A tilted square is a square with no horizontal sides. Can you devise a general instruction for the construction of a square when you are given just one of its sides?

Build gnomons that are related to the Fibonacci sequence and try to explain why this is possible.

A game for 2 people. Take turns joining two dots, until your opponent is unable to move.

A visualisation problem in which you search for vectors which sum to zero from a jumble of arrows. Will your eyes be quicker than algebra?

Can you make a tetrahedron whose faces all have the same perimeter?

A spider is sitting in the middle of one of the smallest walls in a room and a fly is resting beside the window. What is the shortest distance the spider would have to crawl to catch the fly?

The triangle OMN has vertices on the axes with whole number co-ordinates.
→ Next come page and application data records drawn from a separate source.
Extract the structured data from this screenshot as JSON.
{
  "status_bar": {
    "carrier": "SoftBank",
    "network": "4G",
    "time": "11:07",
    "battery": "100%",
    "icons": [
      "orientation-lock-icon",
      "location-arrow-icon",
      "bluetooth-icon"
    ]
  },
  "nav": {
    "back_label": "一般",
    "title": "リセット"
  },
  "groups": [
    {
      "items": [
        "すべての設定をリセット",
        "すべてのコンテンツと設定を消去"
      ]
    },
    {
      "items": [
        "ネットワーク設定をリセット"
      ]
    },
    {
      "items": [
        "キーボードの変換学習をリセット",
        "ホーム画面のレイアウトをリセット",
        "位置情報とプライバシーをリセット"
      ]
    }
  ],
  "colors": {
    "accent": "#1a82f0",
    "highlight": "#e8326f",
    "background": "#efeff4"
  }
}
How many points with whole number coordinates are there on the hypotenuse MN?

If you move the tiles around, can you make squares with different coloured edges?

The opposite vertices of a square have coordinates (a,b) and (c,d). What are the coordinates of the other vertices?
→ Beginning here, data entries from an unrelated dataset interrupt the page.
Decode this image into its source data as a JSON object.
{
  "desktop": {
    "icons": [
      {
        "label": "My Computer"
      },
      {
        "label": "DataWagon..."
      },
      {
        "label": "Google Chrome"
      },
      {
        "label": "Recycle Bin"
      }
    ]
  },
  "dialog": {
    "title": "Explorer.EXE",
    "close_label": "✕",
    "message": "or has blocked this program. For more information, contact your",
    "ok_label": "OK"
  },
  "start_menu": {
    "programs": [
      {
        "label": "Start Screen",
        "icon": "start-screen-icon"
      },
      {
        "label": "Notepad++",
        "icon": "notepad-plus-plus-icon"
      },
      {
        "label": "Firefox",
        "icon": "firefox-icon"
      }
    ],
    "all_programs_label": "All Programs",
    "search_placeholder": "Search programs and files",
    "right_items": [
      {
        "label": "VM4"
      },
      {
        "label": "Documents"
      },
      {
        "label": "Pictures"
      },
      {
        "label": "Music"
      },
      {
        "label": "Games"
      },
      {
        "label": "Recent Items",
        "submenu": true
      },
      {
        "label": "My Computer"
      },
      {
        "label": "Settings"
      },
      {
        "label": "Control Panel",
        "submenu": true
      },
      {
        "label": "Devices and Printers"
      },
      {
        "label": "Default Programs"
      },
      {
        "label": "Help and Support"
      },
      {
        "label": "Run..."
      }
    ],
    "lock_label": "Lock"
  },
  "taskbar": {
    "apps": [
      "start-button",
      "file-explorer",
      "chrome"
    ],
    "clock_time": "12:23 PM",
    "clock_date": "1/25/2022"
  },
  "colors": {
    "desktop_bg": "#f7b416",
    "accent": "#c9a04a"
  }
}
This is an interactive net of a Rubik's cube. Twists of the 3D cube become mixes of the squares on the 2D net. Have a play and see how many scrambles you can undo!

The reader is invited to investigate changes (or permutations) in the ringing of church bells, illustrated by braid diagrams showing the order in which the bells are rung.
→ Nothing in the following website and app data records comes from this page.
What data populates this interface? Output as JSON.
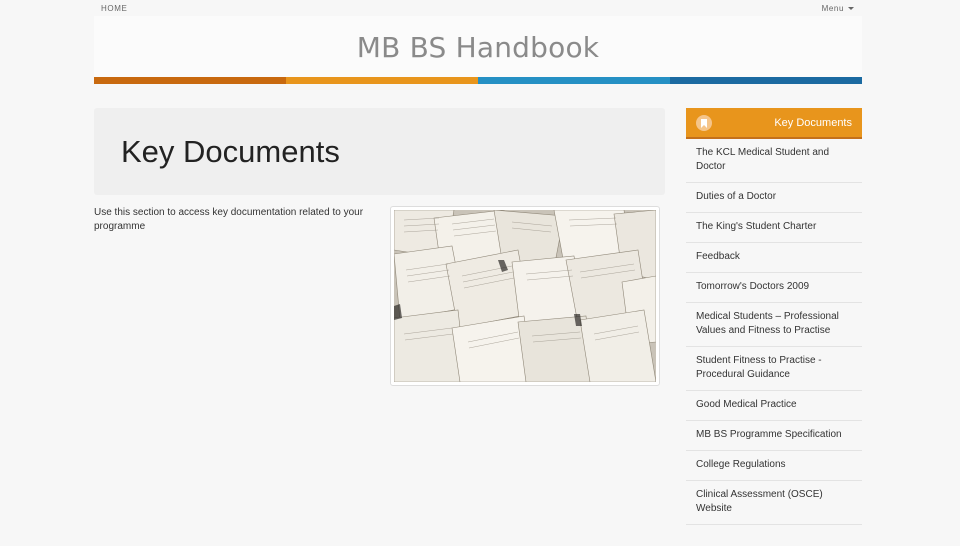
{
  "topbar": {
    "home_label": "HOME",
    "menu_label": "Menu"
  },
  "header": {
    "title": "MB BS Handbook"
  },
  "colors": {
    "stripe": [
      "#c8690f",
      "#e8951c",
      "#2590c4",
      "#1b6aa1"
    ],
    "sidebar_accent": "#e8951c"
  },
  "main": {
    "heading": "Key Documents",
    "intro": "Use this section to access key documentation related to your programme"
  },
  "sidebar": {
    "title": "Key Documents",
    "icon": "bookmark-icon",
    "items": [
      {
        "label": "The KCL Medical Student and Doctor"
      },
      {
        "label": "Duties of a Doctor"
      },
      {
        "label": "The King's Student Charter"
      },
      {
        "label": "Feedback"
      },
      {
        "label": "Tomorrow's Doctors 2009"
      },
      {
        "label": "Medical Students – Professional Values and Fitness to Practise"
      },
      {
        "label": "Student Fitness to Practise - Procedural Guidance"
      },
      {
        "label": "Good Medical Practice"
      },
      {
        "label": "MB BS Programme Specification"
      },
      {
        "label": "College Regulations"
      },
      {
        "label": "Clinical Assessment (OSCE) Website"
      }
    ]
  }
}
The aim of the game is to slide the green square from the top right hand corner to the bottom left hand corner in the least number of moves.

Choose a couple of the sequences. Try to picture how to make the next, and the next, and the next... Can you describe your reasoning?

To avoid losing think of another very well known game where the patterns of play are similar.

A square of area 3 square units cannot be drawn on a 2D grid so that each of its vertices have integer coordinates, but can it be drawn on a 3D grid? Investigate squares that can be drawn.

Euler discussed whether or not it was possible to stroll around Koenigsberg crossing each of its seven bridges exactly once. Experiment with different numbers of islands and bridges.

Can you find a rule which relates triangular numbers to square numbers?

Find the point whose sum of distances from the vertices (corners) of a given triangle is a minimum.

A half-cube is cut into two pieces by a plane through the long diagonal and at right angles to it. Can you draw a net of these pieces? Are they identical?

This is a simple version of an ancient game played all over the world. It is also called Mancala. What tactics will increase your chances of winning?

If you have only 40 metres of fencing available, what is the maximum area of land you can fence off?

Imagine a stack of numbered cards with one on top. Discard the top, put the next card to the bottom and repeat continuously. Can you predict the last card?

Triangle numbers can be represented by a triangular array of squares. What do you notice about the sum of identical triangle numbers?

In the game of Noughts and Crosses there are 8 distinct winning lines. How many distinct winning lines are there in a game played on a 3 by 3 by 3 board, with 27 cells?

Three circles have a maximum of six intersections with each other. What is the maximum number of intersections that a hundred circles could have?

Square numbers can be represented as the sum of consecutive odd numbers. What is the sum of 1 + 3 + ..... + 149 + 151 + 153?

What is the shape of wrapping paper that you would need to completely wrap this model?

What would be the smallest number of moves needed to move a Knight from a chess set from one corner to the opposite corner of a 99 by 99 square board?

Draw a square. A second square of the same size slides around the first always maintaining contact and keeping the same orientation. How far does the dot travel?

Problem solving is at the heart of the NRICH site. All the problems give learners opportunities to learn, develop or use mathematical concepts and skills. Read here for more information.

A 10x10x10 cube is made from 27 2x2 cubes with corridors between them. Find the shortest route from one corner to the opposite corner.

Watch these videos to see how Phoebe, Alice and Luke chose to draw 7 squares. How would they draw 100?